To give ourselves the best opportunity to optimise well-being, we must create space. There are three dimensions in which this space is to be created: time, physical, and mental.
In a previous post I explored how time is simply a tool of measurement. We use it create order in our lives and our memories. We are skilled at filling time with all manner of activities on a weekly basis. When we do this, we don’t allow ourselves opportunity to explore what makes life most meaningful. Anyone with a job, family, classes to attend, and so on, clearly understands busyness. This busyness is a constant distraction that may occupy us for years. Just as we book meetings, we must book time in our schedule to simply be with ourselves.

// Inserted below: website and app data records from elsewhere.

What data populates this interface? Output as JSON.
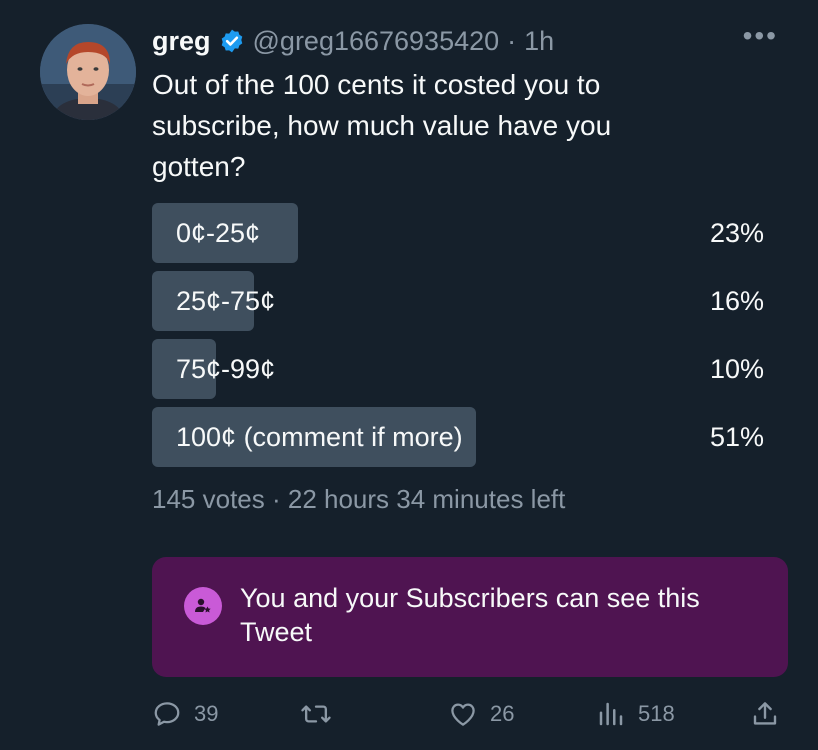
{
  "tweet": {
    "author_name": "greg",
    "handle": "@greg16676935420",
    "separator": "·",
    "time": "1h",
    "text": "Out of the 100 cents it costed you to subscribe, how much value have you gotten?"
  },
  "poll": {
    "options": [
      {
        "label": "0¢-25¢",
        "percent_text": "23%",
        "percent": 23
      },
      {
        "label": "25¢-75¢",
        "percent_text": "16%",
        "percent": 16
      },
      {
        "label": "75¢-99¢",
        "percent_text": "10%",
        "percent": 10
      },
      {
        "label": "100¢ (comment if more)",
        "percent_text": "51%",
        "percent": 51
      }
    ],
    "meta": "145 votes · 22 hours 34 minutes left"
  },
  "subscribers_banner": {
    "text": "You and your Subscribers can see this Tweet"
  },
  "actions": {
    "replies": "39",
    "retweets": "",
    "likes": "26",
    "views": "518"
  },
  "colors": {
    "background": "#15202b",
    "verified": "#1d9bf0",
    "poll_bar": "#3f4f5e",
    "banner": "#4f1451",
    "banner_icon": "#c95ad7",
    "muted_text": "#8b98a5"
  },
  "icons": {
    "verified": "verified-badge-icon",
    "more": "more-dots-icon",
    "subscriber": "subscriber-star-icon",
    "reply": "reply-bubble-icon",
    "retweet": "retweet-icon",
    "like": "heart-icon",
    "views": "views-chart-icon",
    "share": "share-upload-icon"
  }
}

Time to think, reflect, take stock, reprioritize. These dedicated times can be the most important appointments of our weeks or months.
Create space in your schedule.

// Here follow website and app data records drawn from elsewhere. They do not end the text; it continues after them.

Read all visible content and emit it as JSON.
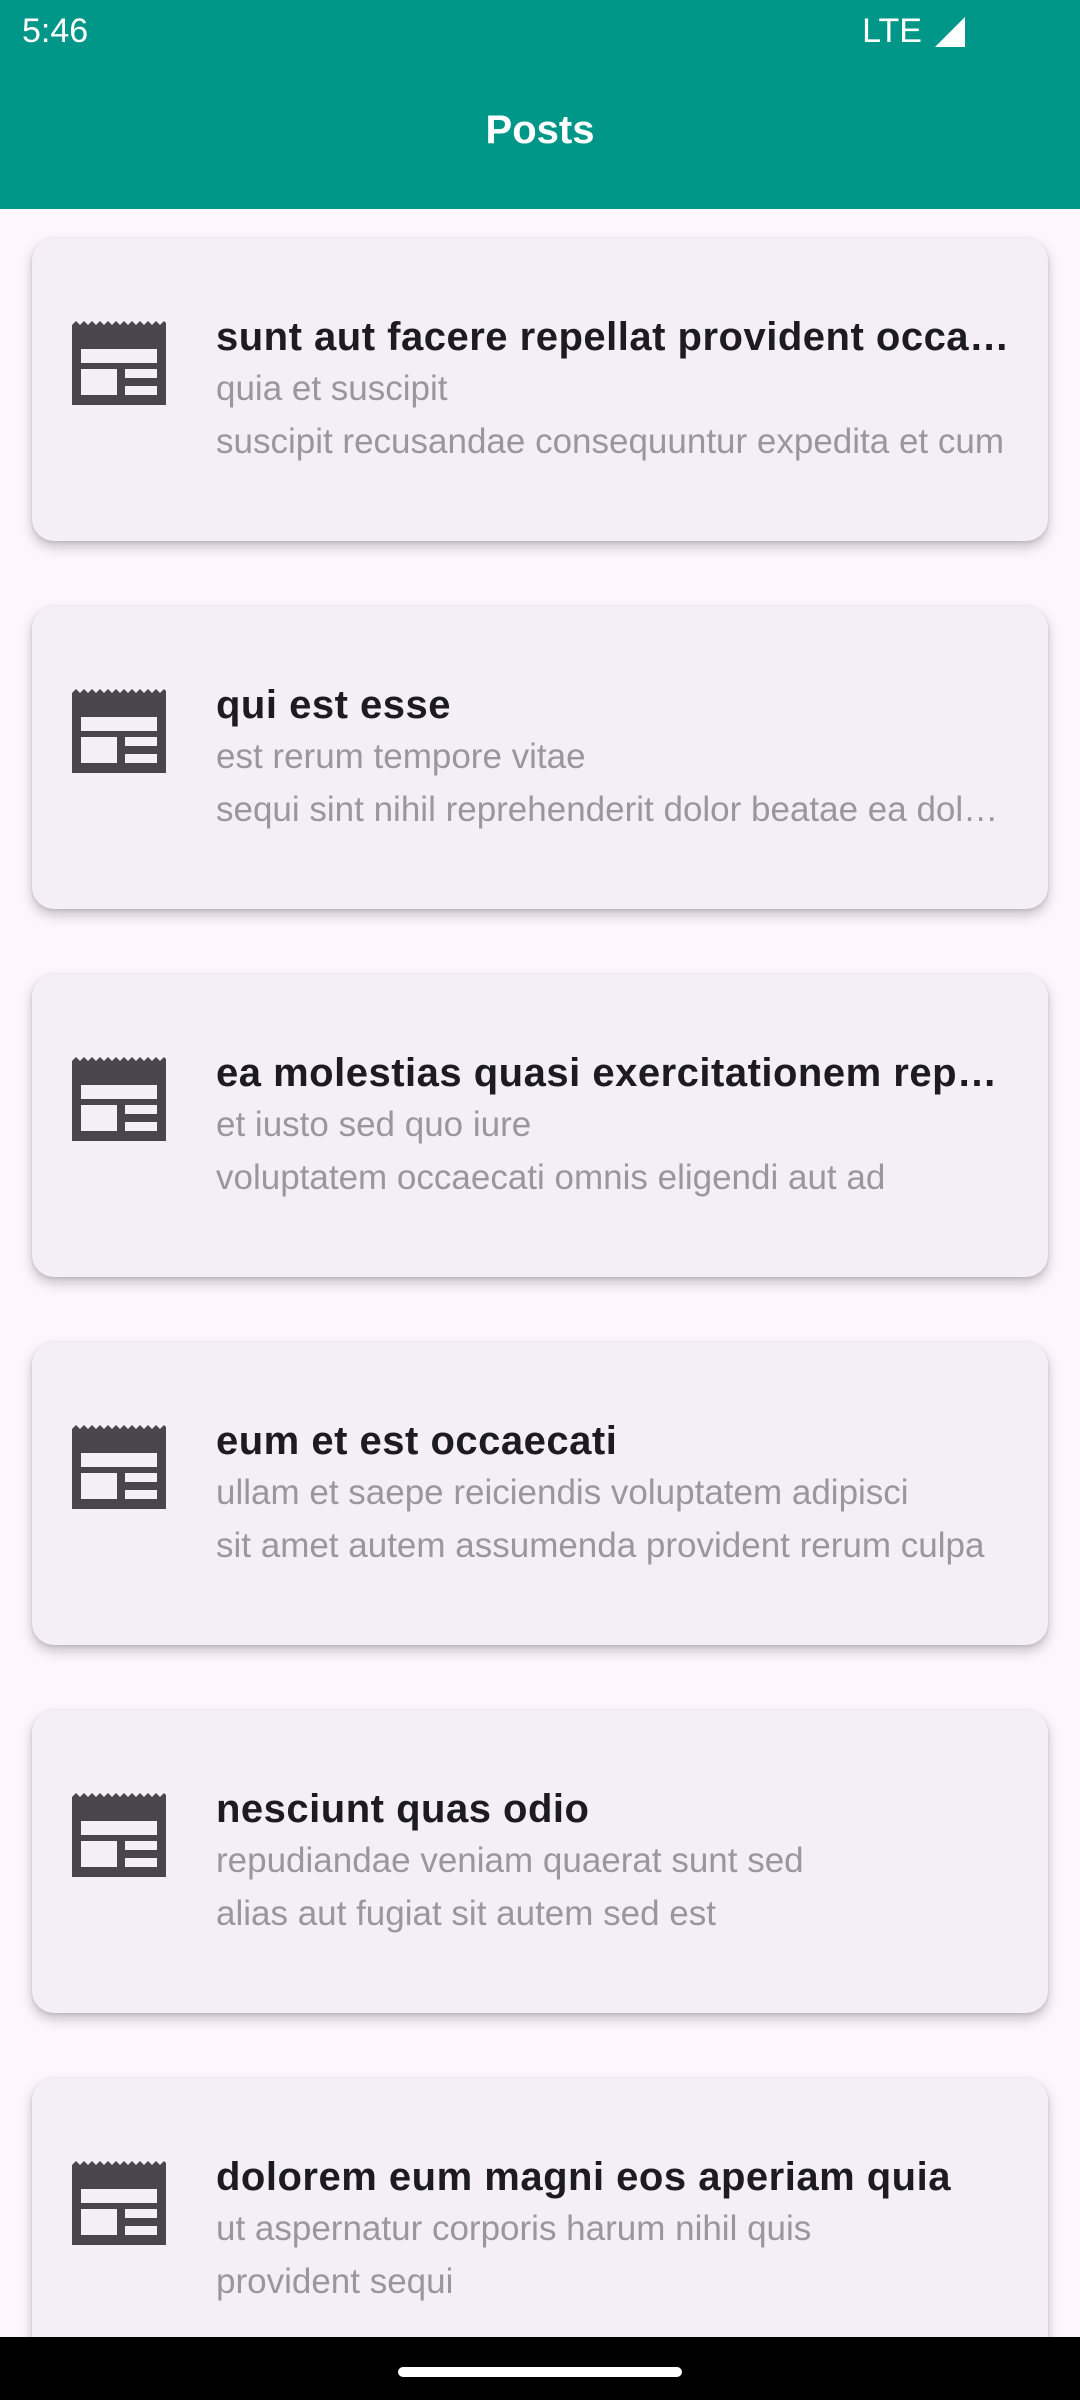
{
  "status_bar": {
    "time": "5:46",
    "network": "LTE"
  },
  "app_bar": {
    "title": "Posts"
  },
  "posts": [
    {
      "title": "sunt aut facere repellat provident occaecati excepturi optio reprehenderit",
      "line1": "quia et suscipit",
      "line2": "suscipit recusandae consequuntur expedita et cum"
    },
    {
      "title": "qui est esse",
      "line1": "est rerum tempore vitae",
      "line2": "sequi sint nihil reprehenderit dolor beatae ea dolores neque"
    },
    {
      "title": "ea molestias quasi exercitationem repellat qui ipsa sit aut",
      "line1": "et iusto sed quo iure",
      "line2": "voluptatem occaecati omnis eligendi aut ad"
    },
    {
      "title": "eum et est occaecati",
      "line1": "ullam et saepe reiciendis voluptatem adipisci",
      "line2": "sit amet autem assumenda provident rerum culpa"
    },
    {
      "title": "nesciunt quas odio",
      "line1": "repudiandae veniam quaerat sunt sed",
      "line2": "alias aut fugiat sit autem sed est"
    },
    {
      "title": "dolorem eum magni eos aperiam quia",
      "line1": "ut aspernatur corporis harum nihil quis",
      "line2": "provident sequi"
    }
  ],
  "icons": {
    "post": "article-icon",
    "signal": "signal-icon"
  },
  "colors": {
    "app_bar": "#009688",
    "background": "#fdf7fd",
    "card": "#f4eff6",
    "icon": "#49454f"
  }
}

Physical space is also crucial for our well-being. Clutter quickly becomes overwhelming. Most of us have too much stuff. Making a point of tidying up or taking a minimalist stance to acquiring things can have a tremendous impact on how we feel in our own environment. Similarly, we need periods of physical space away from other people. Aloneness, rather than loneliness, is an important tool on our well-being journey. A simple way to create physical space is to get outside in nature. The vastness of nature allows us to sense our relative smallness. This helps realign our perspective of ourselves, as we have a tendency to over-estimate self-importance.
Create physical space.

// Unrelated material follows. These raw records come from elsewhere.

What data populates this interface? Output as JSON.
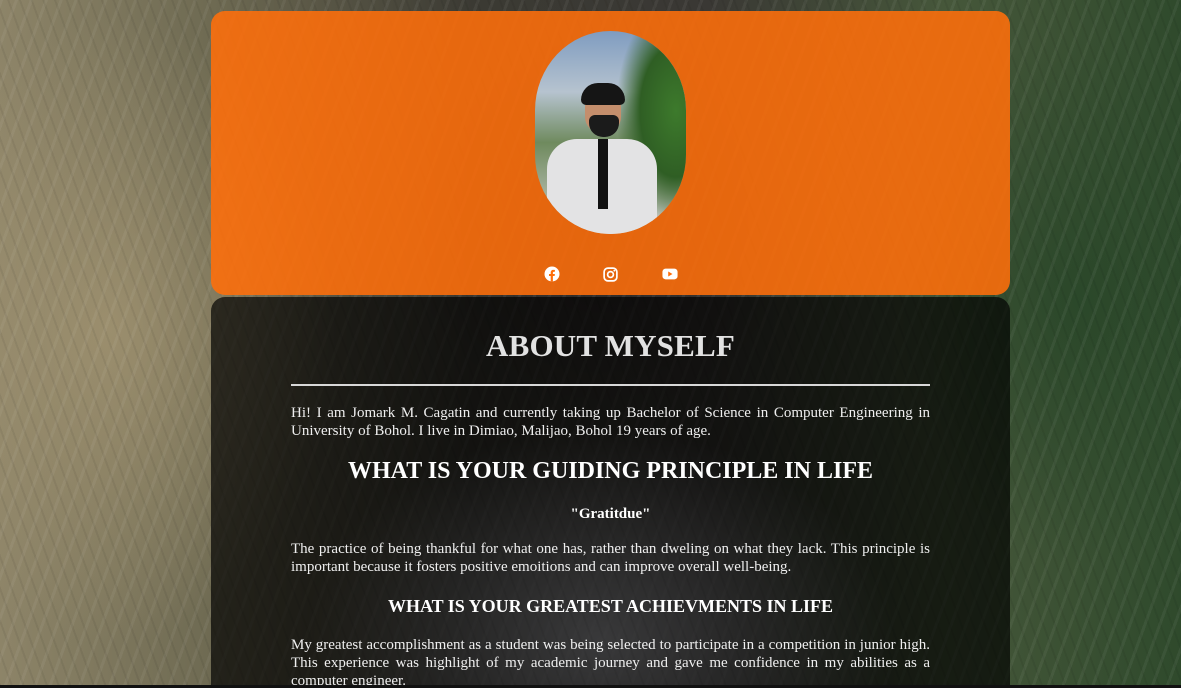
{
  "header": {
    "avatar_alt": "Profile photo",
    "socials": [
      {
        "name": "facebook-icon"
      },
      {
        "name": "instagram-icon"
      },
      {
        "name": "youtube-icon"
      }
    ],
    "accent_color": "#ff6e0a"
  },
  "about": {
    "title": "ABOUT MYSELF",
    "intro": "Hi! I am Jomark M. Cagatin and currently taking up Bachelor of Science in Computer Engineering in University of Bohol. I live in Dimiao, Malijao, Bohol 19 years of age.",
    "principle_heading": "WHAT IS YOUR GUIDING PRINCIPLE IN LIFE",
    "principle_quote": "\"Gratitdue\"",
    "principle_text": "The practice of being thankful for what one has, rather than dweling on what they lack. This principle is important because it fosters positive emoitions and can improve overall well-being.",
    "achievement_heading": "WHAT IS YOUR GREATEST ACHIEVMENTS IN LIFE",
    "achievement_text": "My greatest accomplishment as a student was being selected to participate in a competition in junior high. This experience was highlight of my academic journey and gave me confidence in my abilities as a computer engineer."
  }
}
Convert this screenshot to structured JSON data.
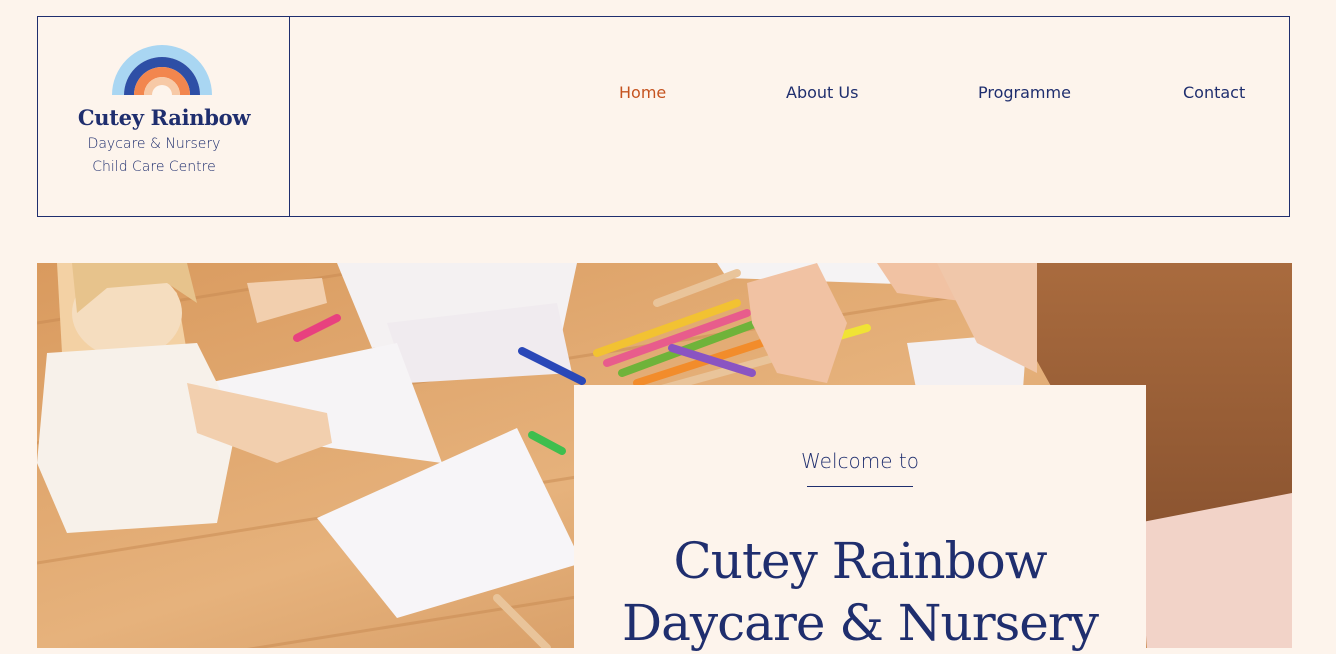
{
  "brand": {
    "name": "Cutey Rainbow",
    "subtitle_line1": "Daycare & Nursery",
    "subtitle_line2": "Child Care Centre",
    "logo_icon": "rainbow-icon"
  },
  "nav": {
    "items": [
      {
        "label": "Home",
        "active": true
      },
      {
        "label": "About Us",
        "active": false
      },
      {
        "label": "Programme",
        "active": false
      },
      {
        "label": "Contact",
        "active": false
      }
    ]
  },
  "hero": {
    "image": "children-drawing-at-table-photo",
    "welcome_text": "Welcome to",
    "title_line1": "Cutey Rainbow",
    "title_line2": "Daycare & Nursery"
  },
  "colors": {
    "background": "#FDF4EC",
    "navy": "#1F2E6E",
    "accent": "#C5531F",
    "rainbow": [
      "#A9D6F2",
      "#2E4FA6",
      "#F2864E",
      "#F7C9A6"
    ]
  }
}
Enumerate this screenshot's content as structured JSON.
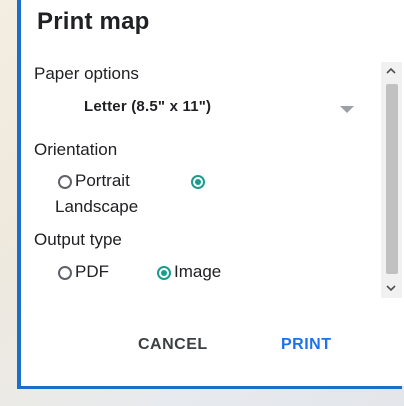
{
  "dialog": {
    "title": "Print map",
    "paper": {
      "label": "Paper options",
      "selected": "Letter (8.5\" x 11\")"
    },
    "orientation": {
      "label": "Orientation",
      "options": [
        {
          "label": "Portrait",
          "checked": false
        },
        {
          "label": "Landscape",
          "checked": true
        }
      ]
    },
    "output": {
      "label": "Output type",
      "options": [
        {
          "label": "PDF",
          "checked": false
        },
        {
          "label": "Image",
          "checked": true
        }
      ]
    },
    "actions": {
      "cancel": "CANCEL",
      "print": "PRINT"
    }
  },
  "colors": {
    "accent": "#1a73e8",
    "frame": "#1c6fc9",
    "radio_checked": "#1a9c8e"
  }
}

Once we successfully create space in our schedules and surroundings, we are better positioned to explore our mental space. The basis of our human experience is spacious awareness. We usually don’t recognise this during our daily routine. When we clear things away, however, we can tap into this awareness, helping us understand our state of being. Mindfulness and meditation are specific techniques one may use to guide this understanding. However, one cannot properly use these tools unless we create the necessary space. When we are too busy, don’t write things down, have too many deadlines, our minds become cluttered. We are constantly lost in thought. We are not in control. This is how we spend most of our waking lives. The problem is that during our waking lives we are not truly awake to our most fundamental state of consciousness. Creating space gets us closer.
Create mental space.